My father and I have just returned home from an appointment with his doctor.

He doesn't drive any more. Since he now lives with me, I find myself chauffeuring him around to conduct his personal business. I always thought the older you got, the less you did. Apparently, that's not the case. At least with my father. I'm always taking him here or there, doing this or that.

He's closer to the end of his century than the beginning and has been diagnosed pre-Alzheimer's. You might think that Alzheimer's is something that happens to someone else, but don't fool yourself, we're all pre-Alzheimer's. We just need to live long enough for it to catch up with us.

It's 11am. Still early. He's studying the medicine his doctor prescribed, and which we've just picked up from the pharmacy.

"Can you believe the price of this medication?" he asks.

Of course I can. I just paid for it.

"Now remember," I tell him, "the doctor said you have to take it in the morning when you first wake up, with lots of water. Or you can take it right before you go to bed, but you have to take it on an empty stomach."

We walk into the kitchen, and seat ourselves at the table. My wife comes up to say hello.

"How did it go with the doctor?" she asks. "You guys hungry?"

I look over at my wife. It's been a long day, and it's not even noon. She can see it in my eyes.

"I'm not hungry, sweetie," I tell her.

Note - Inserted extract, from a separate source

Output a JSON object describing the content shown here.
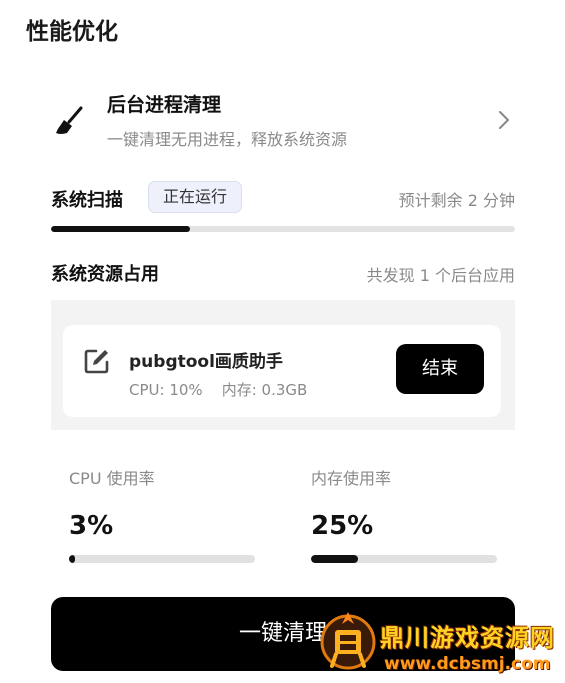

"Well, I am!" my father pipes up, so she starts to serve him.

My father and I continue our conversation.

"So I take it when I get up," he tells me.

"That's right, or before you go to bed. The important thing is that you don't eat anything before you take it."

"But I take it in the morning."

"Yes," I repeat, "as soon as you get up, but before you eat anything."

"I can't eat anything?"

"That's right."

He looks at the food in front of him.

"But I'm hungry."

"You can eat now, dad, but just not before taking your medicine."

He starts to dig in on the feast my wife just served him. She's a good cook. My father's a good eater. It's a match made in Heaven.

Speaking of my wife, she knows the direction this conversation is taking, so she gives me a little wave and makes her escape. I give her a little smile. A very little smile.

Chomp, chomp!

"Are you sure that's what the doctor said?" my father says between bites. "I've always heard you have to eat before you take your medication."

"That's true, but with this medicine you have to take it on an empty stomach."

"I don't know about these pills. I don't think they'll do me any good."

"They might."

"And you're telling me I can take it in the morning or at night?"

"That's right. Take it as soon as you get up, or right before you go to bed. It just has to be on an empty stomach."

"But I'm hungry in the morning. Does this mean I can't eat all day?"

He takes another big bite of food.

"No, it means that you take it as soon as you get up. You can have breakfast after that. Or you can take it at night before you go to bed. It just has to be on an empty stomach."

"But I always have ice cream before I go to bed."

I'm too tired to answer.

"Well, I guess your wife can serve me less," he says.

Chomp, chomp!

And then continues.

"She always serves me too much."

He thinks, and then he thinks a little more.

"Why can't I just take it now?" he says. "What difference does it make?"

"I don't know, dad, that's just what the doctor said."

"Doctors," he sniffs, and rubs his nose in disgust. "They don't know everything."

"Just do it, dad."

"Okay, okay. So you're saying that I take the medication as soon as I wake up."

"You've got it. As soon as you get up, take your medicine. You can have your breakfast after that."

"But sometimes I go for a walk with my dog before I have breakfast."

"That's fine, dad. Just take your medicine when you wake up, go on your walk, and when you get back you can eat."

"I don't know about those characters. I tell you, sometimes doctors don't know what they're doing."

CHOMP!

"So I'll take this medication right after I wake up but before I eat. After I brush my teeth and take my shower."

"That's right," I say, happy he's finally gotten it.

"Hmmm..." he says, checking out the bottle. The pills are small, and the directions are right there on the label. "...ahh... well."

He's continued eating throughout this whole conversation, but he's finally done. He then gets up, grabs his medicine, and tells me on his way out:

"I guess I'll go take my medication now.